*** STORED DATA Section Begins ***
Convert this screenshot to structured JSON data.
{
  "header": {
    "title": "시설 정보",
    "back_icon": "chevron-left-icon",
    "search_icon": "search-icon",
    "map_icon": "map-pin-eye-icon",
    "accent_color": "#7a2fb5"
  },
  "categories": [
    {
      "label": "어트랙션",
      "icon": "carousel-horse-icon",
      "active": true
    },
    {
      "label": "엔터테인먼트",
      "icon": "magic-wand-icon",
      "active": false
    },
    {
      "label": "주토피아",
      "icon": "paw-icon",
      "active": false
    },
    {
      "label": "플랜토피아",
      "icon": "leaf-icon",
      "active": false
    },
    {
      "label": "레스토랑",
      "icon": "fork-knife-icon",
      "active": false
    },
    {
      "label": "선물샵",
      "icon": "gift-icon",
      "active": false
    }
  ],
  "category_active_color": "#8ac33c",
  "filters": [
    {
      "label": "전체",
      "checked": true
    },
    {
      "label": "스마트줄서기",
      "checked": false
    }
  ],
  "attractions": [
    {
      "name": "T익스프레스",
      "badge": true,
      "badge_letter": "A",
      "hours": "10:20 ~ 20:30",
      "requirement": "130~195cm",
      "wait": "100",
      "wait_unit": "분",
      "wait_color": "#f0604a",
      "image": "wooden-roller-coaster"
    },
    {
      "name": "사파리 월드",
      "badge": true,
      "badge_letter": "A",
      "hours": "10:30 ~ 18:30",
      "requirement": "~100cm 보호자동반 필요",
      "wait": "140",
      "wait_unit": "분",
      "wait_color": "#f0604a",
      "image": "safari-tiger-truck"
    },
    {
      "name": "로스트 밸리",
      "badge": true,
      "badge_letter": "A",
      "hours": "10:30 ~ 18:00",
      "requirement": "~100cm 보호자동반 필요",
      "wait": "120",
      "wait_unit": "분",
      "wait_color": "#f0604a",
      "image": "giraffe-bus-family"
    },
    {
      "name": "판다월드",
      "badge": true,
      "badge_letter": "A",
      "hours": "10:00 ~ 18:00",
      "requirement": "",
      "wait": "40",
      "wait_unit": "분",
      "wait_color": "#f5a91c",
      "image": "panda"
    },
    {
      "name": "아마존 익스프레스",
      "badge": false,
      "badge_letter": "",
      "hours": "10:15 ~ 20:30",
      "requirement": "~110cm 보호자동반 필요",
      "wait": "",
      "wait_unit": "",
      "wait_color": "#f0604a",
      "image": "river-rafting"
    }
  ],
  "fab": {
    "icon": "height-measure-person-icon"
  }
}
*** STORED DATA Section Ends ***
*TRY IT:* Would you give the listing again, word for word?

*RESPONSE FOR THIS EXERCISE:*
Convert this screenshot to structured JSON data.
{
  "header": {
    "title": "시설 정보",
    "back_icon": "chevron-left-icon",
    "search_icon": "search-icon",
    "map_icon": "map-pin-eye-icon",
    "accent_color": "#7a2fb5"
  },
  "categories": [
    {
      "label": "어트랙션",
      "icon": "carousel-horse-icon",
      "active": true
    },
    {
      "label": "엔터테인먼트",
      "icon": "magic-wand-icon",
      "active": false
    },
    {
      "label": "주토피아",
      "icon": "paw-icon",
      "active": false
    },
    {
      "label": "플랜토피아",
      "icon": "leaf-icon",
      "active": false
    },
    {
      "label": "레스토랑",
      "icon": "fork-knife-icon",
      "active": false
    },
    {
      "label": "선물샵",
      "icon": "gift-icon",
      "active": false
    }
  ],
  "category_active_color": "#8ac33c",
  "filters": [
    {
      "label": "전체",
      "checked": true
    },
    {
      "label": "스마트줄서기",
      "checked": false
    }
  ],
  "attractions": [
    {
      "name": "T익스프레스",
      "badge": true,
      "badge_letter": "A",
      "hours": "10:20 ~ 20:30",
      "requirement": "130~195cm",
      "wait": "100",
      "wait_unit": "분",
      "wait_color": "#f0604a",
      "image": "wooden-roller-coaster"
    },
    {
      "name": "사파리 월드",
      "badge": true,
      "badge_letter": "A",
      "hours": "10:30 ~ 18:30",
      "requirement": "~100cm 보호자동반 필요",
      "wait": "140",
      "wait_unit": "분",
      "wait_color": "#f0604a",
      "image": "safari-tiger-truck"
    },
    {
      "name": "로스트 밸리",
      "badge": true,
      "badge_letter": "A",
      "hours": "10:30 ~ 18:00",
      "requirement": "~100cm 보호자동반 필요",
      "wait": "120",
      "wait_unit": "분",
      "wait_color": "#f0604a",
      "image": "giraffe-bus-family"
    },
    {
      "name": "판다월드",
      "badge": true,
      "badge_letter": "A",
      "hours": "10:00 ~ 18:00",
      "requirement": "",
      "wait": "40",
      "wait_unit": "분",
      "wait_color": "#f5a91c",
      "image": "panda"
    },
    {
      "name": "아마존 익스프레스",
      "badge": false,
      "badge_letter": "",
      "hours": "10:15 ~ 20:30",
      "requirement": "~110cm 보호자동반 필요",
      "wait": "",
      "wait_unit": "",
      "wait_color": "#f0604a",
      "image": "river-rafting"
    }
  ],
  "fab": {
    "icon": "height-measure-person-icon"
  }
}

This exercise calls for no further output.